- REQUIREMENT
Print every entry exactly as written and exclude all images.
======== TASK DATA ========
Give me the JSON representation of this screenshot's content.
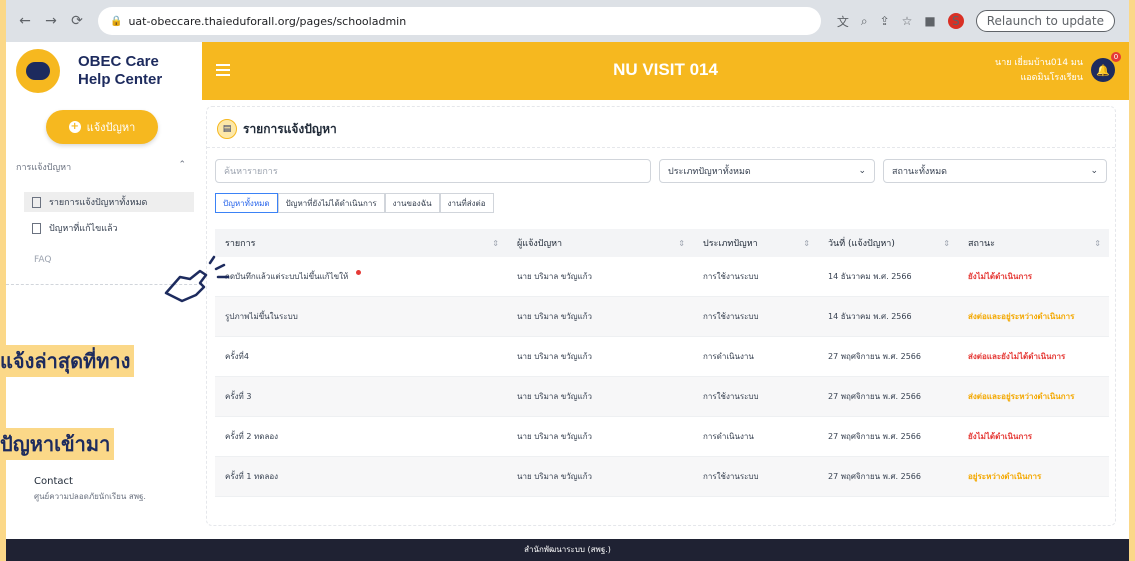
{
  "browser": {
    "url": "uat-obeccare.thaieduforall.org/pages/schooladmin",
    "relaunch_label": "Relaunch to update",
    "profile_initial": "S"
  },
  "brand": {
    "line1": "OBEC Care",
    "line2": "Help Center"
  },
  "sidebar": {
    "report_button": "แจ้งปัญหา",
    "section": "การแจ้งปัญหา",
    "items": [
      {
        "label": "รายการแจ้งปัญหาทั้งหมด",
        "active": true
      },
      {
        "label": "ปัญหาที่แก้ไขแล้ว",
        "active": false
      }
    ],
    "faq": "FAQ",
    "contact_title": "Contact",
    "contact_sub": "ศูนย์ความปลอดภัยนักเรียน สพฐ."
  },
  "topbar": {
    "title": "NU VISIT 014",
    "user_line1": "นาย เยี่ยมบ้าน014 มน",
    "user_line2": "แอดมินโรงเรียน",
    "notification_count": "0"
  },
  "card": {
    "title": "รายการแจ้งปัญหา",
    "search_placeholder": "ค้นหารายการ",
    "type_filter": "ประเภทปัญหาทั้งหมด",
    "status_filter": "สถานะทั้งหมด",
    "tabs": [
      "ปัญหาทั้งหมด",
      "ปัญหาที่ยังไม่ได้ดำเนินการ",
      "งานของฉัน",
      "งานที่ส่งต่อ"
    ]
  },
  "table": {
    "headers": [
      "รายการ",
      "ผู้แจ้งปัญหา",
      "ประเภทปัญหา",
      "วันที่ (แจ้งปัญหา)",
      "สถานะ"
    ],
    "rows": [
      {
        "item": "กดบันทึกแล้วแต่ระบบไม่ขึ้นแก้ไขให้",
        "reporter": "นาย บริมาล ขวัญแก้ว",
        "type": "การใช้งานระบบ",
        "date": "14 ธันวาคม พ.ศ. 2566",
        "status": "ยังไม่ได้ดำเนินการ",
        "status_color": "#e53935",
        "new": true
      },
      {
        "item": "รูปภาพไม่ขึ้นในระบบ",
        "reporter": "นาย บริมาล ขวัญแก้ว",
        "type": "การใช้งานระบบ",
        "date": "14 ธันวาคม พ.ศ. 2566",
        "status": "ส่งต่อและอยู่ระหว่างดำเนินการ",
        "status_color": "#f4a800",
        "new": false
      },
      {
        "item": "ครั้งที่4",
        "reporter": "นาย บริมาล ขวัญแก้ว",
        "type": "การดำเนินงาน",
        "date": "27 พฤศจิกายน พ.ศ. 2566",
        "status": "ส่งต่อและยังไม่ได้ดำเนินการ",
        "status_color": "#e53935",
        "new": false
      },
      {
        "item": "ครั้งที่ 3",
        "reporter": "นาย บริมาล ขวัญแก้ว",
        "type": "การใช้งานระบบ",
        "date": "27 พฤศจิกายน พ.ศ. 2566",
        "status": "ส่งต่อและอยู่ระหว่างดำเนินการ",
        "status_color": "#f4a800",
        "new": false
      },
      {
        "item": "ครั้งที่ 2 ทดลอง",
        "reporter": "นาย บริมาล ขวัญแก้ว",
        "type": "การดำเนินงาน",
        "date": "27 พฤศจิกายน พ.ศ. 2566",
        "status": "ยังไม่ได้ดำเนินการ",
        "status_color": "#e53935",
        "new": false
      },
      {
        "item": "ครั้งที่ 1 ทดลอง",
        "reporter": "นาย บริมาล ขวัญแก้ว",
        "type": "การใช้งานระบบ",
        "date": "27 พฤศจิกายน พ.ศ. 2566",
        "status": "อยู่ระหว่างดำเนินการ",
        "status_color": "#f4a800",
        "new": false
      }
    ]
  },
  "footer": {
    "text": "สำนักพัฒนาระบบ (สพฐ.)"
  },
  "overlay": {
    "line1": "แจ้งล่าสุดที่ทาง",
    "line2": "ปัญหาเข้ามา"
  }
}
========
- RESPONSE
Give me the JSON representation of this screenshot's content.
{
  "browser": {
    "url": "uat-obeccare.thaieduforall.org/pages/schooladmin",
    "relaunch_label": "Relaunch to update",
    "profile_initial": "S"
  },
  "brand": {
    "line1": "OBEC Care",
    "line2": "Help Center"
  },
  "sidebar": {
    "report_button": "แจ้งปัญหา",
    "section": "การแจ้งปัญหา",
    "items": [
      {
        "label": "รายการแจ้งปัญหาทั้งหมด",
        "active": true
      },
      {
        "label": "ปัญหาที่แก้ไขแล้ว",
        "active": false
      }
    ],
    "faq": "FAQ",
    "contact_title": "Contact",
    "contact_sub": "ศูนย์ความปลอดภัยนักเรียน สพฐ."
  },
  "topbar": {
    "title": "NU VISIT 014",
    "user_line1": "นาย เยี่ยมบ้าน014 มน",
    "user_line2": "แอดมินโรงเรียน",
    "notification_count": "0"
  },
  "card": {
    "title": "รายการแจ้งปัญหา",
    "search_placeholder": "ค้นหารายการ",
    "type_filter": "ประเภทปัญหาทั้งหมด",
    "status_filter": "สถานะทั้งหมด",
    "tabs": [
      "ปัญหาทั้งหมด",
      "ปัญหาที่ยังไม่ได้ดำเนินการ",
      "งานของฉัน",
      "งานที่ส่งต่อ"
    ]
  },
  "table": {
    "headers": [
      "รายการ",
      "ผู้แจ้งปัญหา",
      "ประเภทปัญหา",
      "วันที่ (แจ้งปัญหา)",
      "สถานะ"
    ],
    "rows": [
      {
        "item": "กดบันทึกแล้วแต่ระบบไม่ขึ้นแก้ไขให้",
        "reporter": "นาย บริมาล ขวัญแก้ว",
        "type": "การใช้งานระบบ",
        "date": "14 ธันวาคม พ.ศ. 2566",
        "status": "ยังไม่ได้ดำเนินการ",
        "status_color": "#e53935",
        "new": true
      },
      {
        "item": "รูปภาพไม่ขึ้นในระบบ",
        "reporter": "นาย บริมาล ขวัญแก้ว",
        "type": "การใช้งานระบบ",
        "date": "14 ธันวาคม พ.ศ. 2566",
        "status": "ส่งต่อและอยู่ระหว่างดำเนินการ",
        "status_color": "#f4a800",
        "new": false
      },
      {
        "item": "ครั้งที่4",
        "reporter": "นาย บริมาล ขวัญแก้ว",
        "type": "การดำเนินงาน",
        "date": "27 พฤศจิกายน พ.ศ. 2566",
        "status": "ส่งต่อและยังไม่ได้ดำเนินการ",
        "status_color": "#e53935",
        "new": false
      },
      {
        "item": "ครั้งที่ 3",
        "reporter": "นาย บริมาล ขวัญแก้ว",
        "type": "การใช้งานระบบ",
        "date": "27 พฤศจิกายน พ.ศ. 2566",
        "status": "ส่งต่อและอยู่ระหว่างดำเนินการ",
        "status_color": "#f4a800",
        "new": false
      },
      {
        "item": "ครั้งที่ 2 ทดลอง",
        "reporter": "นาย บริมาล ขวัญแก้ว",
        "type": "การดำเนินงาน",
        "date": "27 พฤศจิกายน พ.ศ. 2566",
        "status": "ยังไม่ได้ดำเนินการ",
        "status_color": "#e53935",
        "new": false
      },
      {
        "item": "ครั้งที่ 1 ทดลอง",
        "reporter": "นาย บริมาล ขวัญแก้ว",
        "type": "การใช้งานระบบ",
        "date": "27 พฤศจิกายน พ.ศ. 2566",
        "status": "อยู่ระหว่างดำเนินการ",
        "status_color": "#f4a800",
        "new": false
      }
    ]
  },
  "footer": {
    "text": "สำนักพัฒนาระบบ (สพฐ.)"
  },
  "overlay": {
    "line1": "แจ้งล่าสุดที่ทาง",
    "line2": "ปัญหาเข้ามา"
  }
}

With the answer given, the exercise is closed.